Both chambers of Congress scrambled to pass weighty and complicated pieces of legislation before they adjourned for the August recess, with the House finally wrapping things up on Sunday. The biggest measures were on domestic wiretapping, ethics, childrens' health insurance and energy. The headlines below link to the respective full Congresspedia articles. Know something about the bills? Help out by editing the articles:
Sen. Dick Durbin (D-Ill.) has opened up the legislative process to citizen participation for a new "national broadband strategy" bill that would cover network neutrality policy, broadband Internet availability and spectrum policy. He has been blogging and asking for suggestions at the new OpenLeft.com site and his office has encouraged CMD to setup a parallel project on Congresspedia where we are collecting all the arguments, data and research needed to draft and evaluate the legislation when Sen. Durbin posts it online.
You don't need to be an expert to join this effort - Simply go to the project homepage and check it out. If you'd like to pitch in, leave a note on the project's discussion page or email the Congresspedia managing editor at CKenny [at] Congresspedia.org.
If this is your first time editing on SourceWatch, you can register here, and learn more about adding information to the site here and here. And if you'd like to work on something else, earlier citizen journalism projects are here and here.
As leading newspapers continue to face falling revenues and profits, Merrill Goozner laments the loss of paying journalism jobs. "Advertising dollars are migrating away from print to the internet, broadcasting and other sources like direct mail," he writes. "Companies like Google and Yahoo are rolling in cash. But they hire very few journalists (if any). And those they do hire have very few standards. ... It is often said that our democracy cannot survive without a free press.
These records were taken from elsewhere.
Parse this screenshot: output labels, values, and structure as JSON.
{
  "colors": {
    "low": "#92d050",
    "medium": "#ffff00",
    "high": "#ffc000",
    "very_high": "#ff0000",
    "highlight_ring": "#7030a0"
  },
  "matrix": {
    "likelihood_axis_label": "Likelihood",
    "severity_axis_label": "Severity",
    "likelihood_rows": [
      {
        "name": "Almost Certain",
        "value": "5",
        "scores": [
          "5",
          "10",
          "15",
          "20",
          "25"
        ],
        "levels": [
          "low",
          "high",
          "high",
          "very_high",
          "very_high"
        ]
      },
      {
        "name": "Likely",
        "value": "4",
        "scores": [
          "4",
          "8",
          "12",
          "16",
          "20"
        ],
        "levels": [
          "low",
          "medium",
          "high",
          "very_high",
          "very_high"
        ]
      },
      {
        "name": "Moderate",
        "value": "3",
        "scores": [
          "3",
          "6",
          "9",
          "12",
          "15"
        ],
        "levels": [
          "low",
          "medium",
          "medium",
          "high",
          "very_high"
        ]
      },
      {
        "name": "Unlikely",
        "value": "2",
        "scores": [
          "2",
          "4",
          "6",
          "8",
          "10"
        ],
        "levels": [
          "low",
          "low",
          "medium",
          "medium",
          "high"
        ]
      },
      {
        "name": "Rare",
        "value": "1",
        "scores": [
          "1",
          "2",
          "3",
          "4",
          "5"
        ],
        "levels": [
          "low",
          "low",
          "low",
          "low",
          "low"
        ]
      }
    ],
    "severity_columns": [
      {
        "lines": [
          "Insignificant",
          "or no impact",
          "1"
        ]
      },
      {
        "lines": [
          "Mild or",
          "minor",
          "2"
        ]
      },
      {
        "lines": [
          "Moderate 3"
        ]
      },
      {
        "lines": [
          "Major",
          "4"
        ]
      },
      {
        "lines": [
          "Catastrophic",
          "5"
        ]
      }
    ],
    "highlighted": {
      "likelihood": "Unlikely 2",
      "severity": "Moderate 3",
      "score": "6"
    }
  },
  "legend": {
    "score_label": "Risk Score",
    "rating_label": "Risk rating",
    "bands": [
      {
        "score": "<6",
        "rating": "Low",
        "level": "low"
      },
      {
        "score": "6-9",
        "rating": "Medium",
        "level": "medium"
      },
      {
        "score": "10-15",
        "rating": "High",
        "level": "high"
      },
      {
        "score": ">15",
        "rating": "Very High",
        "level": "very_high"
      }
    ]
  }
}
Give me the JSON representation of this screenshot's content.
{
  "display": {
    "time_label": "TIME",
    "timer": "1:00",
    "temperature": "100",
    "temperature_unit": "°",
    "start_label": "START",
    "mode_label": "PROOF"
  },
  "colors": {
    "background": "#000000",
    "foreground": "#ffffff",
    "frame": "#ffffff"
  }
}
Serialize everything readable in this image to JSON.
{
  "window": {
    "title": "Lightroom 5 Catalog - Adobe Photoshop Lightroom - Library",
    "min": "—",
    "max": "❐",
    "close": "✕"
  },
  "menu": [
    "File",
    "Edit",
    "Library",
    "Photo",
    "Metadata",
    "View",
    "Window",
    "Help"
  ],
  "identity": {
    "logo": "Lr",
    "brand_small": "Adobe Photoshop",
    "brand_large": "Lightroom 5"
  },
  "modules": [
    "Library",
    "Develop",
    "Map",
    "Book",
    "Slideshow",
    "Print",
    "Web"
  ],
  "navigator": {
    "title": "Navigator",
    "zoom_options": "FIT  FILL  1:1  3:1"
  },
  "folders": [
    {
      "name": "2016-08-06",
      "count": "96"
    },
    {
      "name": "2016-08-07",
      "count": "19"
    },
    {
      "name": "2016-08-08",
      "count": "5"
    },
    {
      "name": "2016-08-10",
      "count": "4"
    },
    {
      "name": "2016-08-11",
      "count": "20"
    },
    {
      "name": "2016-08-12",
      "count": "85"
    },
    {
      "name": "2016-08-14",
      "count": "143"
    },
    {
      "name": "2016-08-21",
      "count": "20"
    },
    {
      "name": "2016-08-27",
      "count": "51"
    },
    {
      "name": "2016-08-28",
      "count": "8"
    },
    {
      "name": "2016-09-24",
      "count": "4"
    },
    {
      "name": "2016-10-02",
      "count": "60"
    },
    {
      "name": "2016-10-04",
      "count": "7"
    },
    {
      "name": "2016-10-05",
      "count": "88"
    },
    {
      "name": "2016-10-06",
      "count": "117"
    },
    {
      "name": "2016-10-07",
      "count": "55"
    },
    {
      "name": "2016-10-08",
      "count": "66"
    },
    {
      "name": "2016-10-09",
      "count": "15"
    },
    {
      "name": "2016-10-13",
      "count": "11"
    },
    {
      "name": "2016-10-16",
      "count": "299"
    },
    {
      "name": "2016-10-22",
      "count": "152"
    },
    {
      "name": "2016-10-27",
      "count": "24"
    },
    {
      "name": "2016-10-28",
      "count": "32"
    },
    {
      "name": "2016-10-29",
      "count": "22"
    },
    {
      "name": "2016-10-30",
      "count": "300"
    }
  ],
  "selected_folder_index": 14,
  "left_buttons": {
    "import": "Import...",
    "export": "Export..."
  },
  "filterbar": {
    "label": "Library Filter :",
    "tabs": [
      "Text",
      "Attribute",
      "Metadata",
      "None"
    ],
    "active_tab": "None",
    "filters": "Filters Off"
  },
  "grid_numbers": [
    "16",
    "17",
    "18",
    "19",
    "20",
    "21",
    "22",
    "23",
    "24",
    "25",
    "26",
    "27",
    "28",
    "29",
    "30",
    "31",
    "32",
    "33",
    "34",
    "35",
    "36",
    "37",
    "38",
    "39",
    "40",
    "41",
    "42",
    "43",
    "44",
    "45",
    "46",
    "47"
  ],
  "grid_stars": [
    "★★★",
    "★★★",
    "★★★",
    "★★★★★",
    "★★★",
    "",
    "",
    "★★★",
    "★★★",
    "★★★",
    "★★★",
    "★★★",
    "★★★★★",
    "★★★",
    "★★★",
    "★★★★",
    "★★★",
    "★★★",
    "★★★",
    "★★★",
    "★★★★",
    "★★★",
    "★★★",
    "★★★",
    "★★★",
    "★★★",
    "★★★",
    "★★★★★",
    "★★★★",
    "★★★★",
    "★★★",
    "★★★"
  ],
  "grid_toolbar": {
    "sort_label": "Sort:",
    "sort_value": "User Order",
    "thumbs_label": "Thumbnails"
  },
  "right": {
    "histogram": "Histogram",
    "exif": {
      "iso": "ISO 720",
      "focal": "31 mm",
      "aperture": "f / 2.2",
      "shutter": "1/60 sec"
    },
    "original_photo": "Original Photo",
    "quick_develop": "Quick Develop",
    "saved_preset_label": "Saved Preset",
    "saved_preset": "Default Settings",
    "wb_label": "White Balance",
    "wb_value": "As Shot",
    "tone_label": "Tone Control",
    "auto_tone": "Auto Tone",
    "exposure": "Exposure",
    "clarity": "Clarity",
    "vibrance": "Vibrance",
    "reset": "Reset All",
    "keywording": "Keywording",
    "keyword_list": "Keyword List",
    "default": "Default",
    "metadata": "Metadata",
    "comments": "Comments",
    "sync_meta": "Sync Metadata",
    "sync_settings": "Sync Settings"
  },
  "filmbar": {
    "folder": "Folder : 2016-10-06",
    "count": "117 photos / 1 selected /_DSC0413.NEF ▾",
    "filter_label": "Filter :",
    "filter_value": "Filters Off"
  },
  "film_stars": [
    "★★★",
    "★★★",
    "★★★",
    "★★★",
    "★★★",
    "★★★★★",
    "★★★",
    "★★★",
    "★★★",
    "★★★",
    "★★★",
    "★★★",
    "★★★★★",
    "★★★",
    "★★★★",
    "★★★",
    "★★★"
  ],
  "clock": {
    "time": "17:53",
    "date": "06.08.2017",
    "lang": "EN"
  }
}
It was an eventful week on Capitol Hill, as high-profile issues were debated and considered in both the House and Senate. Numerous spending measures were taken up, as well as campaign finance legislation. For an in-depth look at the major bills considered in Congress since Monday, we again turn to Robert McElroy’s TheWeekInCongress. His site is a great resource for citizens wishing to keep track of what their members are up to in Washington, and we urge you to check it out.